• **The task**:
When copying the data, keep every line exactly the same.

Excerpts from an interface dataset
:::

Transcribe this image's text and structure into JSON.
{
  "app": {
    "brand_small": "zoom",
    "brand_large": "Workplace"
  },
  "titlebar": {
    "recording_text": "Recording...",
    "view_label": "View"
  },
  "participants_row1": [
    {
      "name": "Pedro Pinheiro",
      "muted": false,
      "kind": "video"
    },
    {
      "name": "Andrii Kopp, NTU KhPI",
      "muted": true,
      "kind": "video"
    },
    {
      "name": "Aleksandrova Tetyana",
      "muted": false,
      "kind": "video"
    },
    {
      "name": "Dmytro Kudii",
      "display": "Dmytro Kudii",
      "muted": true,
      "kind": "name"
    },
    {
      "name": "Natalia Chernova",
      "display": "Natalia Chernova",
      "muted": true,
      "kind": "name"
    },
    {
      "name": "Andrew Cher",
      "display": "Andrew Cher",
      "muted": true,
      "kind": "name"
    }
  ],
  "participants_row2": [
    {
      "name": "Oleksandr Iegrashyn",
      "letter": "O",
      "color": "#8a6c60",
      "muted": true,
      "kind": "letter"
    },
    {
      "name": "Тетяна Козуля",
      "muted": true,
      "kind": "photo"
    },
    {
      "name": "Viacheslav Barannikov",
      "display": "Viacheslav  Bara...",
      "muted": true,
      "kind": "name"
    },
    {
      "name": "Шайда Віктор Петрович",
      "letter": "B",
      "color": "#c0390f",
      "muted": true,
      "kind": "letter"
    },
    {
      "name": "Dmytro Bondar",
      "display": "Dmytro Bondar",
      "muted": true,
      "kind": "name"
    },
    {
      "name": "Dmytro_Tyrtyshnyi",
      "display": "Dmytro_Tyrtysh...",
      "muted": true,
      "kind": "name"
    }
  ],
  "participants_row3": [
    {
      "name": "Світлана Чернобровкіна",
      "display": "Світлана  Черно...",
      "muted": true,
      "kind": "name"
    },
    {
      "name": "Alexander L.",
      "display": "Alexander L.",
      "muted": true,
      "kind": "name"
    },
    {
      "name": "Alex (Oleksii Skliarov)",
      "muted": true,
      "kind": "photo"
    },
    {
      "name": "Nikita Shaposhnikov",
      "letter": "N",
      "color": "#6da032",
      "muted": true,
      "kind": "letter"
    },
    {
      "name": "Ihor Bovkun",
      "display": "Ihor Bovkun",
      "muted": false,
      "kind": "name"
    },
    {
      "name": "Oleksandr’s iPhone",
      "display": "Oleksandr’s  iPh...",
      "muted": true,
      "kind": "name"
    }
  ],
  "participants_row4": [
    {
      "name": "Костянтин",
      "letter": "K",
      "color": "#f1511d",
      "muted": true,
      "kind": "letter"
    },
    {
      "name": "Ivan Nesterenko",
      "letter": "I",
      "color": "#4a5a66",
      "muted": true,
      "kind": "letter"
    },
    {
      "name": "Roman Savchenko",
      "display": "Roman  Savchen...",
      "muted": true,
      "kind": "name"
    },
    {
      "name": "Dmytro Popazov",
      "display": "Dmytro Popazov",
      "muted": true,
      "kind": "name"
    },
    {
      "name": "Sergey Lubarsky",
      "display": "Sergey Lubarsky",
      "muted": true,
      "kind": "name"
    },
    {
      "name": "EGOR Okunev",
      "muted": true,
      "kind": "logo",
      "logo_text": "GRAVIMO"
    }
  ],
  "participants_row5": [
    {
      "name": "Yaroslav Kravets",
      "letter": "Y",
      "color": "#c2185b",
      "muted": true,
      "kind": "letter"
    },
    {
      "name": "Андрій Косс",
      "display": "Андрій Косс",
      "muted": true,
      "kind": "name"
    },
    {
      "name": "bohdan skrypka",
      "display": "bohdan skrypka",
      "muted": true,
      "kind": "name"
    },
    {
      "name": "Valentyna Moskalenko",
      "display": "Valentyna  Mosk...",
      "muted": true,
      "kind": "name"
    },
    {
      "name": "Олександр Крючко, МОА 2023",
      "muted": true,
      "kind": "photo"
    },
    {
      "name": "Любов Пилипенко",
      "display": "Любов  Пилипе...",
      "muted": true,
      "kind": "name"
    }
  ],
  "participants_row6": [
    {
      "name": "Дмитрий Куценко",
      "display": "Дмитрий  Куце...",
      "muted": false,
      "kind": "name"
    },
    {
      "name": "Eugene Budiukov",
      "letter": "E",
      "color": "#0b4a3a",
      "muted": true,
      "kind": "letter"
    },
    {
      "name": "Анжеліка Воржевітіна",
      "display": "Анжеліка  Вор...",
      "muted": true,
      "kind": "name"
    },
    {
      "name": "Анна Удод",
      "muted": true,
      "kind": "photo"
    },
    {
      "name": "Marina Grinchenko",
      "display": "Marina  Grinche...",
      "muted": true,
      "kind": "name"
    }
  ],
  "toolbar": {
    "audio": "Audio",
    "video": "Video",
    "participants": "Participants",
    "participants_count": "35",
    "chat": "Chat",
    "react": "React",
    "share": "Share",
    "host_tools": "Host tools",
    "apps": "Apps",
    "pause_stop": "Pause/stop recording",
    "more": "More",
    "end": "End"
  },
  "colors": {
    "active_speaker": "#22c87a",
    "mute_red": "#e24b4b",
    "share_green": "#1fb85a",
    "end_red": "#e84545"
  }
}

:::

• **Solution to the problem**:
Transcribe this image's text and structure into JSON.
{
  "app": {
    "brand_small": "zoom",
    "brand_large": "Workplace"
  },
  "titlebar": {
    "recording_text": "Recording...",
    "view_label": "View"
  },
  "participants_row1": [
    {
      "name": "Pedro Pinheiro",
      "muted": false,
      "kind": "video"
    },
    {
      "name": "Andrii Kopp, NTU KhPI",
      "muted": true,
      "kind": "video"
    },
    {
      "name": "Aleksandrova Tetyana",
      "muted": false,
      "kind": "video"
    },
    {
      "name": "Dmytro Kudii",
      "display": "Dmytro Kudii",
      "muted": true,
      "kind": "name"
    },
    {
      "name": "Natalia Chernova",
      "display": "Natalia Chernova",
      "muted": true,
      "kind": "name"
    },
    {
      "name": "Andrew Cher",
      "display": "Andrew Cher",
      "muted": true,
      "kind": "name"
    }
  ],
  "participants_row2": [
    {
      "name": "Oleksandr Iegrashyn",
      "letter": "O",
      "color": "#8a6c60",
      "muted": true,
      "kind": "letter"
    },
    {
      "name": "Тетяна Козуля",
      "muted": true,
      "kind": "photo"
    },
    {
      "name": "Viacheslav Barannikov",
      "display": "Viacheslav  Bara...",
      "muted": true,
      "kind": "name"
    },
    {
      "name": "Шайда Віктор Петрович",
      "letter": "B",
      "color": "#c0390f",
      "muted": true,
      "kind": "letter"
    },
    {
      "name": "Dmytro Bondar",
      "display": "Dmytro Bondar",
      "muted": true,
      "kind": "name"
    },
    {
      "name": "Dmytro_Tyrtyshnyi",
      "display": "Dmytro_Tyrtysh...",
      "muted": true,
      "kind": "name"
    }
  ],
  "participants_row3": [
    {
      "name": "Світлана Чернобровкіна",
      "display": "Світлана  Черно...",
      "muted": true,
      "kind": "name"
    },
    {
      "name": "Alexander L.",
      "display": "Alexander L.",
      "muted": true,
      "kind": "name"
    },
    {
      "name": "Alex (Oleksii Skliarov)",
      "muted": true,
      "kind": "photo"
    },
    {
      "name": "Nikita Shaposhnikov",
      "letter": "N",
      "color": "#6da032",
      "muted": true,
      "kind": "letter"
    },
    {
      "name": "Ihor Bovkun",
      "display": "Ihor Bovkun",
      "muted": false,
      "kind": "name"
    },
    {
      "name": "Oleksandr’s iPhone",
      "display": "Oleksandr’s  iPh...",
      "muted": true,
      "kind": "name"
    }
  ],
  "participants_row4": [
    {
      "name": "Костянтин",
      "letter": "K",
      "color": "#f1511d",
      "muted": true,
      "kind": "letter"
    },
    {
      "name": "Ivan Nesterenko",
      "letter": "I",
      "color": "#4a5a66",
      "muted": true,
      "kind": "letter"
    },
    {
      "name": "Roman Savchenko",
      "display": "Roman  Savchen...",
      "muted": true,
      "kind": "name"
    },
    {
      "name": "Dmytro Popazov",
      "display": "Dmytro Popazov",
      "muted": true,
      "kind": "name"
    },
    {
      "name": "Sergey Lubarsky",
      "display": "Sergey Lubarsky",
      "muted": true,
      "kind": "name"
    },
    {
      "name": "EGOR Okunev",
      "muted": true,
      "kind": "logo",
      "logo_text": "GRAVIMO"
    }
  ],
  "participants_row5": [
    {
      "name": "Yaroslav Kravets",
      "letter": "Y",
      "color": "#c2185b",
      "muted": true,
      "kind": "letter"
    },
    {
      "name": "Андрій Косс",
      "display": "Андрій Косс",
      "muted": true,
      "kind": "name"
    },
    {
      "name": "bohdan skrypka",
      "display": "bohdan skrypka",
      "muted": true,
      "kind": "name"
    },
    {
      "name": "Valentyna Moskalenko",
      "display": "Valentyna  Mosk...",
      "muted": true,
      "kind": "name"
    },
    {
      "name": "Олександр Крючко, МОА 2023",
      "muted": true,
      "kind": "photo"
    },
    {
      "name": "Любов Пилипенко",
      "display": "Любов  Пилипе...",
      "muted": true,
      "kind": "name"
    }
  ],
  "participants_row6": [
    {
      "name": "Дмитрий Куценко",
      "display": "Дмитрий  Куце...",
      "muted": false,
      "kind": "name"
    },
    {
      "name": "Eugene Budiukov",
      "letter": "E",
      "color": "#0b4a3a",
      "muted": true,
      "kind": "letter"
    },
    {
      "name": "Анжеліка Воржевітіна",
      "display": "Анжеліка  Вор...",
      "muted": true,
      "kind": "name"
    },
    {
      "name": "Анна Удод",
      "muted": true,
      "kind": "photo"
    },
    {
      "name": "Marina Grinchenko",
      "display": "Marina  Grinche...",
      "muted": true,
      "kind": "name"
    }
  ],
  "toolbar": {
    "audio": "Audio",
    "video": "Video",
    "participants": "Participants",
    "participants_count": "35",
    "chat": "Chat",
    "react": "React",
    "share": "Share",
    "host_tools": "Host tools",
    "apps": "Apps",
    "pause_stop": "Pause/stop recording",
    "more": "More",
    "end": "End"
  },
  "colors": {
    "active_speaker": "#22c87a",
    "mute_red": "#e24b4b",
    "share_green": "#1fb85a",
    "end_red": "#e84545"
  }
}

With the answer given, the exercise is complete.